You're a flight pilot in your spare time. How long have you been doing that?

Flying is a dream that I've had since my childhood but I didn't realize it until early. I also tried finding an IT job in the aviation industry, but that's barely possible in the area I live.

How did you use NetBeans to develop your flight simulation game,  Flying Guns?

FlyingGuns (or DRTS – Distributed RealTime System) is not just a game, but also a fun demo for the simulation technology used to develop it:

  • HeadQuarter – Networking backbone, distribution framework
  • JXInput – Non-standard input devices like joysticks
  • JTrackIR – Headtracker for Java
  • Scene3D – High-level 3D engine abstraction

  • I started the project with a friend in being that I was both an aviation enthusiast and a technology geek.
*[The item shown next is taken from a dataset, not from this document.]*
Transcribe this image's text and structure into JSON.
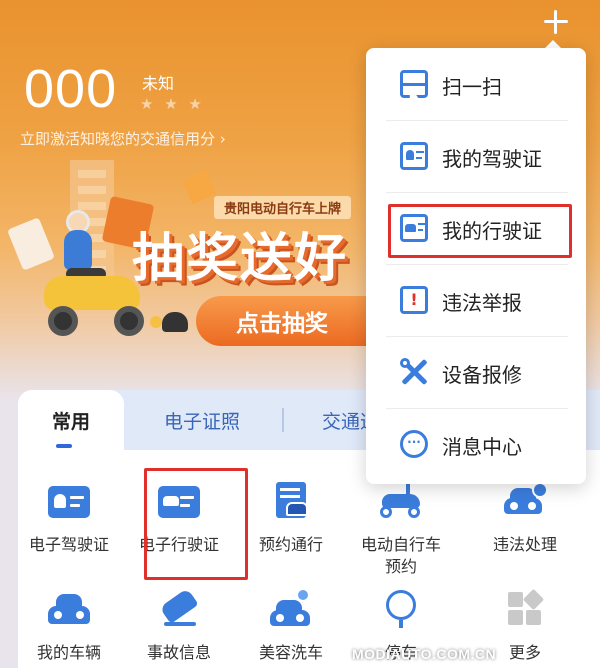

And of course I wanted to prove it could be done in Java, which was heavily doubted those days. First, we had in mind to sell either the technology or the game. Unfortunately, we couldn't find an appropriate customer, so we decided to open-source it in early. Nevertheless, some subprojects have been used outside the actual game and the JXInput module even found its way in orbit on board of the International Space Station.

    (Click on image for larger view.)

    Today, FlyingGuns is my personal pet project. The components are still free (BSD license) and everybody is invited either to use it or join me as a developer.

    I used some NetBeans 3.x in the beginning and felt very comfortable with it. The introduction of NetBeans 4.0 with the new Ant based project structure brought me short of switching to another IDE. FlyingGuns was just too hard to build because it consists of many subprojects in a deeply nested structure. With 3.x, I could just mount all the folders and the project was set up. For 4.0, I had to edit and maintain a lot of dependencies in so many places. The most severe constraint was that NetBeans 4.0 only allowed a single source directory per project, which tripled the number of projects I had to maintain. But the situation relaxed with NetBeans 4.1 opening for multiple source directories. With NetBeans 5.0 and its increased number of features, for example, Matisse, Profiler, ant debugger and so on, using NetBeans was pure fun again. Today, I'm considering dropping my own ant build structure in favor of the common NetBean ant project files. They are just better. I wish some of the features, like JNLP generation, appeared earlier to save me a lot of work.

    One of the coming subprojects of FlyingGuns will be the scenario editor. For the project to always try to stay close to Java standards (Java3D, Swing, javac, ant, etc.), NetBean RCP will be the choice.

    Compared to French, Chinese, Brazilian users of NetBeans, German users seem quiet. Why is this?

    I totally agree. NetBeans is not that visible in Germany, but I don't know the reason exactly. Other IDEs are very strong here. This confuses me a bit, because German developers don't even require a localized version—they prefer the original English versions (in contrast to France I think).

    One reason might be that NetBeans had the reputation of being slow, and reputations, especially bad ones, last very long here. Whenever I point other developers I know towards a new release of NetBeans they admit that NetBeans has improved a lot. But they just don't care for J2EE integration or web support that much. The main thing they work with is the editor where NetBeans is still a little bit behind. Matisse has been the only feature where they really thought using NetBeans is great! 

    Will you lobby to get a NetBeans Day event in Germany?

    Absolutely. NetBeans is not that strong here which means the room for improvement is very big. :) I'd connect it to a popular conference like JAX.

    More Dream Team Profiles:

    Vincent Brabant

    Wade Chandler

    Edgar Silva